▶ [DIRECTIONS]: From the first line to the last, copy the listing exactly and omit the pictures.

▶ [INFORMATION]:
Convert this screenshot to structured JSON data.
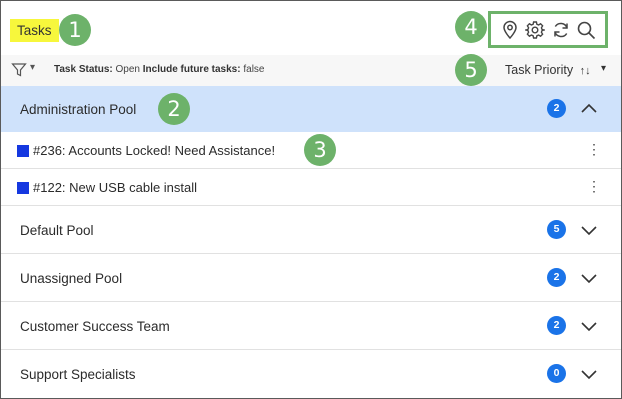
{
  "header": {
    "title": "Tasks",
    "icons": [
      "location-pin-icon",
      "gear-icon",
      "refresh-icon",
      "search-icon"
    ]
  },
  "callouts": [
    "1",
    "2",
    "3",
    "4",
    "5"
  ],
  "filter": {
    "status_label": "Task Status:",
    "status_value": "Open",
    "future_label": "Include future tasks:",
    "future_value": "false"
  },
  "sort": {
    "label": "Task Priority"
  },
  "pools": [
    {
      "name": "Administration Pool",
      "count": "2",
      "expanded": true,
      "tasks": [
        {
          "label": "#236:  Accounts Locked! Need Assistance!"
        },
        {
          "label": "#122:  New USB cable install"
        }
      ]
    },
    {
      "name": "Default Pool",
      "count": "5",
      "expanded": false
    },
    {
      "name": "Unassigned Pool",
      "count": "2",
      "expanded": false
    },
    {
      "name": "Customer Success Team",
      "count": "2",
      "expanded": false
    },
    {
      "name": "Support Specialists",
      "count": "0",
      "expanded": false
    }
  ],
  "colors": {
    "highlight": "#f7f73c",
    "callout": "#6db26a",
    "active_row": "#cfe2fb",
    "badge": "#1a73e8",
    "task_marker": "#1538e0"
  }
}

▶ [TASK RESULT]:
Convert this screenshot to structured JSON data.
{
  "header": {
    "title": "Tasks",
    "icons": [
      "location-pin-icon",
      "gear-icon",
      "refresh-icon",
      "search-icon"
    ]
  },
  "callouts": [
    "1",
    "2",
    "3",
    "4",
    "5"
  ],
  "filter": {
    "status_label": "Task Status:",
    "status_value": "Open",
    "future_label": "Include future tasks:",
    "future_value": "false"
  },
  "sort": {
    "label": "Task Priority"
  },
  "pools": [
    {
      "name": "Administration Pool",
      "count": "2",
      "expanded": true,
      "tasks": [
        {
          "label": "#236:  Accounts Locked! Need Assistance!"
        },
        {
          "label": "#122:  New USB cable install"
        }
      ]
    },
    {
      "name": "Default Pool",
      "count": "5",
      "expanded": false
    },
    {
      "name": "Unassigned Pool",
      "count": "2",
      "expanded": false
    },
    {
      "name": "Customer Success Team",
      "count": "2",
      "expanded": false
    },
    {
      "name": "Support Specialists",
      "count": "0",
      "expanded": false
    }
  ],
  "colors": {
    "highlight": "#f7f73c",
    "callout": "#6db26a",
    "active_row": "#cfe2fb",
    "badge": "#1a73e8",
    "task_marker": "#1538e0"
  }
}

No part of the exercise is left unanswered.